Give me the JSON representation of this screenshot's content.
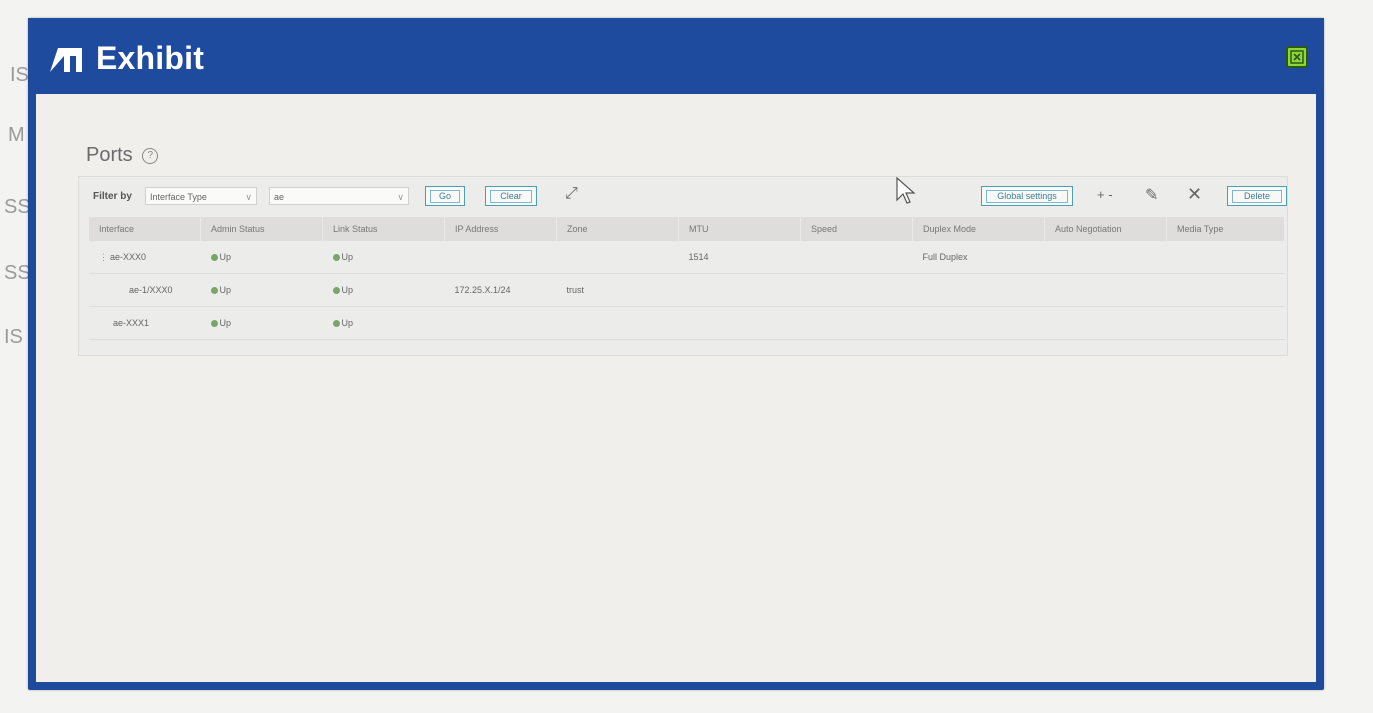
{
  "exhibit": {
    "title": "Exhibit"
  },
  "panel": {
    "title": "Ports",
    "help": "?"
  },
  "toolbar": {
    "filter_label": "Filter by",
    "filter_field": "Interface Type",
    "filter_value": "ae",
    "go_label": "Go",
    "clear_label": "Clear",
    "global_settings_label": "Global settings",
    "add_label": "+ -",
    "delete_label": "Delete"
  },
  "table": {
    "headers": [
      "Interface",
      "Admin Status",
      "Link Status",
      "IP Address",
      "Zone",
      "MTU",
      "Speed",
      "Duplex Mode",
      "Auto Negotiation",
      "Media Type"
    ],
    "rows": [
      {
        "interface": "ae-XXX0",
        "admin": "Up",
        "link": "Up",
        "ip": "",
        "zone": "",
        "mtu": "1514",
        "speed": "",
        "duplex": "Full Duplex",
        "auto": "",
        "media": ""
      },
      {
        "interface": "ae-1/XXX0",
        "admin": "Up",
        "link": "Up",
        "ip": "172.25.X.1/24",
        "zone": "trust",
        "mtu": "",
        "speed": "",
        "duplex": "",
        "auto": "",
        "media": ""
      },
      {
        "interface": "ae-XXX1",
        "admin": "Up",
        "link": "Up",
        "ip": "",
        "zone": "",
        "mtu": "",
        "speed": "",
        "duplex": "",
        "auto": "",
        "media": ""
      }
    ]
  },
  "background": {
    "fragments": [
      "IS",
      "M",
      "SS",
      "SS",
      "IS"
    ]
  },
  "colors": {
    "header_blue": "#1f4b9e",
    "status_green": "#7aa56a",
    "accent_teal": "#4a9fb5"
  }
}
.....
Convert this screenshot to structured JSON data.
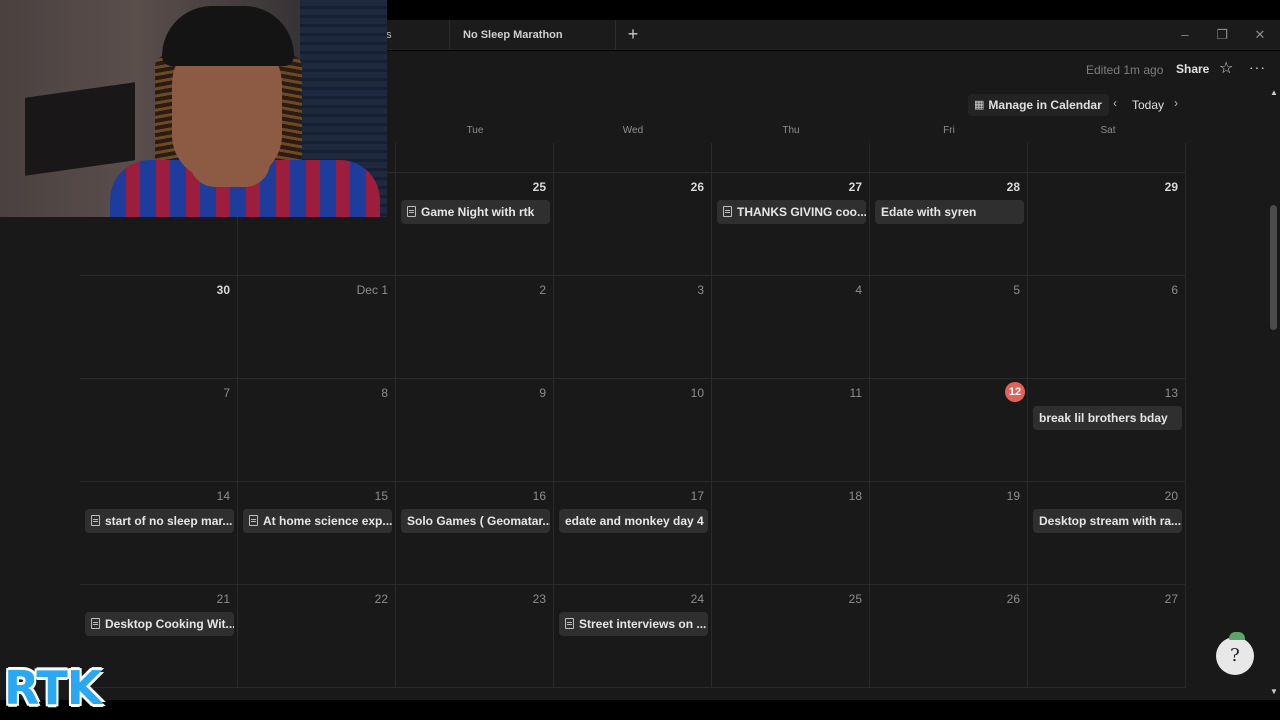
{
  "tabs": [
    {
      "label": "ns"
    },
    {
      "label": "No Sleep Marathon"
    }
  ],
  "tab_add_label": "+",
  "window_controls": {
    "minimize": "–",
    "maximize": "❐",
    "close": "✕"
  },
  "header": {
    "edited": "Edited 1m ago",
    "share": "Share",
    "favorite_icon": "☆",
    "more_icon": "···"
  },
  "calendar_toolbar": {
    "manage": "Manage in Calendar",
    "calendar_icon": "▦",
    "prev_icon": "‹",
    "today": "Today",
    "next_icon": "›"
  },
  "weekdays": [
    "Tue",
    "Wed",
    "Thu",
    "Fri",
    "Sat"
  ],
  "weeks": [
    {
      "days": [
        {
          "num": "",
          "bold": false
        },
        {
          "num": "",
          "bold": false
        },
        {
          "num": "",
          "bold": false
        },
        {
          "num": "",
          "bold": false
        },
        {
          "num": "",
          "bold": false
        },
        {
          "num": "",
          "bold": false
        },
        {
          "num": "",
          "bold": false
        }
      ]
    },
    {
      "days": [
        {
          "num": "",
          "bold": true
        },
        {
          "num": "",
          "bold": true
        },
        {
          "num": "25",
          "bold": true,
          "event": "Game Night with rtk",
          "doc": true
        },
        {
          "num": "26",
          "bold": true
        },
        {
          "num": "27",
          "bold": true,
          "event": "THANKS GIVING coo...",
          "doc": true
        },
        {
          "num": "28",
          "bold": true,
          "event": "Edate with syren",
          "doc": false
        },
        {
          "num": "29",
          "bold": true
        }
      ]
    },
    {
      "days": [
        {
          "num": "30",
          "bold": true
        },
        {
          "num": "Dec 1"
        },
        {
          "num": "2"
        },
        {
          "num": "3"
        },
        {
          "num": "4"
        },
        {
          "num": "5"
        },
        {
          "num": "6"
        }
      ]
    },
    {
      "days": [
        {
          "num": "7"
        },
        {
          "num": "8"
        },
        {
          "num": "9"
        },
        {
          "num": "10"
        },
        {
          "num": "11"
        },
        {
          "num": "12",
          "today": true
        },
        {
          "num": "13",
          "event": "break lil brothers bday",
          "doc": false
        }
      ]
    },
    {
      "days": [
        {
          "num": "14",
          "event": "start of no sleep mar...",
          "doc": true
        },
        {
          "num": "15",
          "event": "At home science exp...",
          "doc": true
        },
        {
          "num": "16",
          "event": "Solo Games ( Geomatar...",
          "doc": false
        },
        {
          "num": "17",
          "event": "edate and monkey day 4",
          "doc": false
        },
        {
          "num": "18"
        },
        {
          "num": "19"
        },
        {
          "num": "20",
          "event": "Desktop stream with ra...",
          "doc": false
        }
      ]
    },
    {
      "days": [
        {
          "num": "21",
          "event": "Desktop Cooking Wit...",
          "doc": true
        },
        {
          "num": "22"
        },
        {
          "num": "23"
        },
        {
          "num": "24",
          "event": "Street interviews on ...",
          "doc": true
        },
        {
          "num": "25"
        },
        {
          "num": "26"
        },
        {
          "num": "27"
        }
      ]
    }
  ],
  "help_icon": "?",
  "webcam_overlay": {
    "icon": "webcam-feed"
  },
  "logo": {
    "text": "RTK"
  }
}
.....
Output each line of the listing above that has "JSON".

Give me the JSON representation of this screenshot's content.
Convert this screenshot to structured JSON data.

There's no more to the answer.